    • Freshly cracked black pepper
    • 2-4 Tbsp. neutral cooking oil, like grapeseed or canola
    • 1 tsp. five spice powder

    Use a sharp knife to cut the rinds off the grapefruit. Use a small paring knife to supreme one grapefruit into segments put in a small bowl and set aside. Cut the remaining grapefruits horizontally into thick 1.5" slices, removing any seeds you come across.

    Trim the bottoms off the endives, then remove their crispy outer leaves and put those on a platter. Split the endive centers in half. (If you have trouble handling the middle sections, jab them with a toothpick to hold their layers together.) Coat the bottom of a nonstick skillet with oil, then put over high heat until it begins to smoke. Add the endive centers cut side down, sear for 1-2 minutes until they begin to blacken, then move to a plate. Add more oil if needed, then add the thick grapefruit slices and leave them undisturbed for at least 2 minutes. When the bottoms have caramelized, flip them over. As the grapefruit cooks it’ll begin to fall apart into mush, with the pulp separating from the membrane—use a wooden spoon to help this process along, smooshing the membrane to extract any juices, then pick it up with tongs and discard.
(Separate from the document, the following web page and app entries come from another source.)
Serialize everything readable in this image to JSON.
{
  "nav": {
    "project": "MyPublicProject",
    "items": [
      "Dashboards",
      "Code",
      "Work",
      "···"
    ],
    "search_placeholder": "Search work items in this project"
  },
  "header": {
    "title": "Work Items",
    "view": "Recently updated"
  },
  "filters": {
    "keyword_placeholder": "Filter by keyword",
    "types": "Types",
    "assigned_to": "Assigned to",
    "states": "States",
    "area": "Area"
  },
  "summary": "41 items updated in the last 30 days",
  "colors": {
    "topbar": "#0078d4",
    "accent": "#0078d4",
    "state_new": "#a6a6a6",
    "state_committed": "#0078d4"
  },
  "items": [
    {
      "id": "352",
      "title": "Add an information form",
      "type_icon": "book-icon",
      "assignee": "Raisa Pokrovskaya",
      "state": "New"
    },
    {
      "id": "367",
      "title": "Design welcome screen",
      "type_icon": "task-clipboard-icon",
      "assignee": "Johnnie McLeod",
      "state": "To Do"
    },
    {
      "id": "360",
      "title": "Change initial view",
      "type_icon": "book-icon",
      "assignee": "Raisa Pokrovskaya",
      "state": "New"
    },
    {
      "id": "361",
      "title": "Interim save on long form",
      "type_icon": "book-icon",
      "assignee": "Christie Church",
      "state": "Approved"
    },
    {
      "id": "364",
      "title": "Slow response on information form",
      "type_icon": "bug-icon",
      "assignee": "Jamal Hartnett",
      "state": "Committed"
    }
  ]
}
Add the vinegar and honey to the skillet and cook until jammy (about 1-2 minutes), then remove from heat.

    Spoon a bit of the cooked grapefruit into the raw endive leaves, then nestle in the seared endive centers. Add the supremed grapefruit segments to the platter, then season everything with salt, pepper, and five spice powder. Drizzle on another tablespoon or so of vinegar, or just bring the bottle to the table and add vinegar to taste. As always, with salad, the last step is tasting for yourself and tweaking the seasonings until the salad sparks joy.